■ **Task statement**
Provide a verbatim copy of the data below.

......

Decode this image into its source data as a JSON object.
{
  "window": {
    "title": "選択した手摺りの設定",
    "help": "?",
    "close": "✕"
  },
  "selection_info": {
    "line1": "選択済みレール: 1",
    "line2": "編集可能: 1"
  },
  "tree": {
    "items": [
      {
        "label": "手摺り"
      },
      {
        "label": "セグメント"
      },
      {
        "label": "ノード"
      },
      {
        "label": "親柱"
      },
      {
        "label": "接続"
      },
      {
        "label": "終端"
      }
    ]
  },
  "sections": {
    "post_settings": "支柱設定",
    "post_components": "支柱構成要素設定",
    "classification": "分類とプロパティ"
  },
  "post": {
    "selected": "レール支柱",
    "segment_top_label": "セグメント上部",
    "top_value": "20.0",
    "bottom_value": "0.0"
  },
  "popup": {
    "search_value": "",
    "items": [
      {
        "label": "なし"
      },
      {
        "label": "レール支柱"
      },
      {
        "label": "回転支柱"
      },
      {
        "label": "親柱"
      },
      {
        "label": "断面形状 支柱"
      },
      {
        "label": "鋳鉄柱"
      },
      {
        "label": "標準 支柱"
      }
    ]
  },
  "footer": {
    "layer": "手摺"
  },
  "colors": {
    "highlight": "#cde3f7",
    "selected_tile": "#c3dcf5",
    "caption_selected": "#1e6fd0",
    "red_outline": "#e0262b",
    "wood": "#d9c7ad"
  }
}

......

■ **Response to the exercise**
Decode this image into its source data as a JSON object.
{
  "window": {
    "title": "選択した手摺りの設定",
    "help": "?",
    "close": "✕"
  },
  "selection_info": {
    "line1": "選択済みレール: 1",
    "line2": "編集可能: 1"
  },
  "tree": {
    "items": [
      {
        "label": "手摺り"
      },
      {
        "label": "セグメント"
      },
      {
        "label": "ノード"
      },
      {
        "label": "親柱"
      },
      {
        "label": "接続"
      },
      {
        "label": "終端"
      }
    ]
  },
  "sections": {
    "post_settings": "支柱設定",
    "post_components": "支柱構成要素設定",
    "classification": "分類とプロパティ"
  },
  "post": {
    "selected": "レール支柱",
    "segment_top_label": "セグメント上部",
    "top_value": "20.0",
    "bottom_value": "0.0"
  },
  "popup": {
    "search_value": "",
    "items": [
      {
        "label": "なし"
      },
      {
        "label": "レール支柱"
      },
      {
        "label": "回転支柱"
      },
      {
        "label": "親柱"
      },
      {
        "label": "断面形状 支柱"
      },
      {
        "label": "鋳鉄柱"
      },
      {
        "label": "標準 支柱"
      }
    ]
  },
  "footer": {
    "layer": "手摺"
  },
  "colors": {
    "highlight": "#cde3f7",
    "selected_tile": "#c3dcf5",
    "caption_selected": "#1e6fd0",
    "red_outline": "#e0262b",
    "wood": "#d9c7ad"
  }
}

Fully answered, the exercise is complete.